#### Exercise
Your task is to print each entry exactly as written.

== Records shown

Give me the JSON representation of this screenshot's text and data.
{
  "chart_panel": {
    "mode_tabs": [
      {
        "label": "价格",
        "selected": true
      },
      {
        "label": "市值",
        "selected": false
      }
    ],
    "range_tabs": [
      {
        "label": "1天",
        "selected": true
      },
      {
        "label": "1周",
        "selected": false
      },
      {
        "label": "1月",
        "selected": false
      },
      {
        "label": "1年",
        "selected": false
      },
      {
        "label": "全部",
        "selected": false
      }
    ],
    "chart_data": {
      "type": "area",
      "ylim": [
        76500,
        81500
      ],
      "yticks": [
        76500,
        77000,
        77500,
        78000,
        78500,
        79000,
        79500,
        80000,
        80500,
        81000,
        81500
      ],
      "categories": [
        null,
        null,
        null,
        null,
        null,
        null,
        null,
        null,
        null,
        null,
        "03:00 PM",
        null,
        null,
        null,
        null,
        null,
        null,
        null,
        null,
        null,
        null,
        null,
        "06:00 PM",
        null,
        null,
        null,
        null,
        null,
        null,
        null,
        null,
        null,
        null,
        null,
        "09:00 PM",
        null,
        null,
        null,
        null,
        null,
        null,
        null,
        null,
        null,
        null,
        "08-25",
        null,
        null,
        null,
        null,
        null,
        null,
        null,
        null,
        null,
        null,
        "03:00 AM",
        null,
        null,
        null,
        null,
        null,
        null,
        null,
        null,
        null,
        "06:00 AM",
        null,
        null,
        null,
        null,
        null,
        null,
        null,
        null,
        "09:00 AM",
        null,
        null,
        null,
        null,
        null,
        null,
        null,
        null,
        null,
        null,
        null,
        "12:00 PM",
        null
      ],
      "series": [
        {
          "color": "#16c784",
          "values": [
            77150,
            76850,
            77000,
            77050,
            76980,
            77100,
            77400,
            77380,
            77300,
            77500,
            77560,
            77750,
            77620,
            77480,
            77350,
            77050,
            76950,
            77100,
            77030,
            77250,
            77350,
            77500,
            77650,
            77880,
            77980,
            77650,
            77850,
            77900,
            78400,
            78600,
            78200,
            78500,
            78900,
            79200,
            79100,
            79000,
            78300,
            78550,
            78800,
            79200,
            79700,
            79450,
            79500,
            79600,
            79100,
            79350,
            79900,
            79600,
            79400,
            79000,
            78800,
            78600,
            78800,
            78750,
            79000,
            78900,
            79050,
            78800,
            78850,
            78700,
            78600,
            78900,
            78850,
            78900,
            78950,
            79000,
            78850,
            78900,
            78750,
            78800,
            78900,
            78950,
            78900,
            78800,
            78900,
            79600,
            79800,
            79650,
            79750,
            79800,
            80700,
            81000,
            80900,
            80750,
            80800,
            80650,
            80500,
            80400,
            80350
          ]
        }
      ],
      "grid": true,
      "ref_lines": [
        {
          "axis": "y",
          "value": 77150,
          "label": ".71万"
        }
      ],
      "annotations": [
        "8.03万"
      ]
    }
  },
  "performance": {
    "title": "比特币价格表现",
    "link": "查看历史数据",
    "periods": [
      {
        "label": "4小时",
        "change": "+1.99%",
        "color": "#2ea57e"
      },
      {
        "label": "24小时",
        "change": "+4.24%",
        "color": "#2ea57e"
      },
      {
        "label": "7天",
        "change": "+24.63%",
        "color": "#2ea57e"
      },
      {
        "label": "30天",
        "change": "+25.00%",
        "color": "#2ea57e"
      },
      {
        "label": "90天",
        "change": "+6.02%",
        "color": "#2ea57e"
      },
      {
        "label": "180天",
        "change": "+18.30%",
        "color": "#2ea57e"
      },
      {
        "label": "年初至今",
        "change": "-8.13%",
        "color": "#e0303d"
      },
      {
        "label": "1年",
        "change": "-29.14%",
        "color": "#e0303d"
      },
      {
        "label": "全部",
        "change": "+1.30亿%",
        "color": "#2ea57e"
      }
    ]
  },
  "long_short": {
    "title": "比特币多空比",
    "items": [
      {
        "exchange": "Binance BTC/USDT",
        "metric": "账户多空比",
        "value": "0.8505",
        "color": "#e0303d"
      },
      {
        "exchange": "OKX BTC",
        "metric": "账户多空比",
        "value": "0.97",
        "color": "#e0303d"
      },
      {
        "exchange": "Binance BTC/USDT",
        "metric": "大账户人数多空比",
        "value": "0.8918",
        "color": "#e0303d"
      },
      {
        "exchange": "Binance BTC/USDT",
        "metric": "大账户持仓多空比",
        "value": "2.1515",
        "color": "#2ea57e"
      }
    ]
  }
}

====

#### Written response
Give me the JSON representation of this screenshot's text and data.
{
  "chart_panel": {
    "mode_tabs": [
      {
        "label": "价格",
        "selected": true
      },
      {
        "label": "市值",
        "selected": false
      }
    ],
    "range_tabs": [
      {
        "label": "1天",
        "selected": true
      },
      {
        "label": "1周",
        "selected": false
      },
      {
        "label": "1月",
        "selected": false
      },
      {
        "label": "1年",
        "selected": false
      },
      {
        "label": "全部",
        "selected": false
      }
    ],
    "chart_data": {
      "type": "area",
      "ylim": [
        76500,
        81500
      ],
      "yticks": [
        76500,
        77000,
        77500,
        78000,
        78500,
        79000,
        79500,
        80000,
        80500,
        81000,
        81500
      ],
      "categories": [
        null,
        null,
        null,
        null,
        null,
        null,
        null,
        null,
        null,
        null,
        "03:00 PM",
        null,
        null,
        null,
        null,
        null,
        null,
        null,
        null,
        null,
        null,
        null,
        "06:00 PM",
        null,
        null,
        null,
        null,
        null,
        null,
        null,
        null,
        null,
        null,
        null,
        "09:00 PM",
        null,
        null,
        null,
        null,
        null,
        null,
        null,
        null,
        null,
        null,
        "08-25",
        null,
        null,
        null,
        null,
        null,
        null,
        null,
        null,
        null,
        null,
        "03:00 AM",
        null,
        null,
        null,
        null,
        null,
        null,
        null,
        null,
        null,
        "06:00 AM",
        null,
        null,
        null,
        null,
        null,
        null,
        null,
        null,
        "09:00 AM",
        null,
        null,
        null,
        null,
        null,
        null,
        null,
        null,
        null,
        null,
        null,
        "12:00 PM",
        null
      ],
      "series": [
        {
          "color": "#16c784",
          "values": [
            77150,
            76850,
            77000,
            77050,
            76980,
            77100,
            77400,
            77380,
            77300,
            77500,
            77560,
            77750,
            77620,
            77480,
            77350,
            77050,
            76950,
            77100,
            77030,
            77250,
            77350,
            77500,
            77650,
            77880,
            77980,
            77650,
            77850,
            77900,
            78400,
            78600,
            78200,
            78500,
            78900,
            79200,
            79100,
            79000,
            78300,
            78550,
            78800,
            79200,
            79700,
            79450,
            79500,
            79600,
            79100,
            79350,
            79900,
            79600,
            79400,
            79000,
            78800,
            78600,
            78800,
            78750,
            79000,
            78900,
            79050,
            78800,
            78850,
            78700,
            78600,
            78900,
            78850,
            78900,
            78950,
            79000,
            78850,
            78900,
            78750,
            78800,
            78900,
            78950,
            78900,
            78800,
            78900,
            79600,
            79800,
            79650,
            79750,
            79800,
            80700,
            81000,
            80900,
            80750,
            80800,
            80650,
            80500,
            80400,
            80350
          ]
        }
      ],
      "grid": true,
      "ref_lines": [
        {
          "axis": "y",
          "value": 77150,
          "label": ".71万"
        }
      ],
      "annotations": [
        "8.03万"
      ]
    }
  },
  "performance": {
    "title": "比特币价格表现",
    "link": "查看历史数据",
    "periods": [
      {
        "label": "4小时",
        "change": "+1.99%",
        "color": "#2ea57e"
      },
      {
        "label": "24小时",
        "change": "+4.24%",
        "color": "#2ea57e"
      },
      {
        "label": "7天",
        "change": "+24.63%",
        "color": "#2ea57e"
      },
      {
        "label": "30天",
        "change": "+25.00%",
        "color": "#2ea57e"
      },
      {
        "label": "90天",
        "change": "+6.02%",
        "color": "#2ea57e"
      },
      {
        "label": "180天",
        "change": "+18.30%",
        "color": "#2ea57e"
      },
      {
        "label": "年初至今",
        "change": "-8.13%",
        "color": "#e0303d"
      },
      {
        "label": "1年",
        "change": "-29.14%",
        "color": "#e0303d"
      },
      {
        "label": "全部",
        "change": "+1.30亿%",
        "color": "#2ea57e"
      }
    ]
  },
  "long_short": {
    "title": "比特币多空比",
    "items": [
      {
        "exchange": "Binance BTC/USDT",
        "metric": "账户多空比",
        "value": "0.8505",
        "color": "#e0303d"
      },
      {
        "exchange": "OKX BTC",
        "metric": "账户多空比",
        "value": "0.97",
        "color": "#e0303d"
      },
      {
        "exchange": "Binance BTC/USDT",
        "metric": "大账户人数多空比",
        "value": "0.8918",
        "color": "#e0303d"
      },
      {
        "exchange": "Binance BTC/USDT",
        "metric": "大账户持仓多空比",
        "value": "2.1515",
        "color": "#2ea57e"
      }
    ]
  }
}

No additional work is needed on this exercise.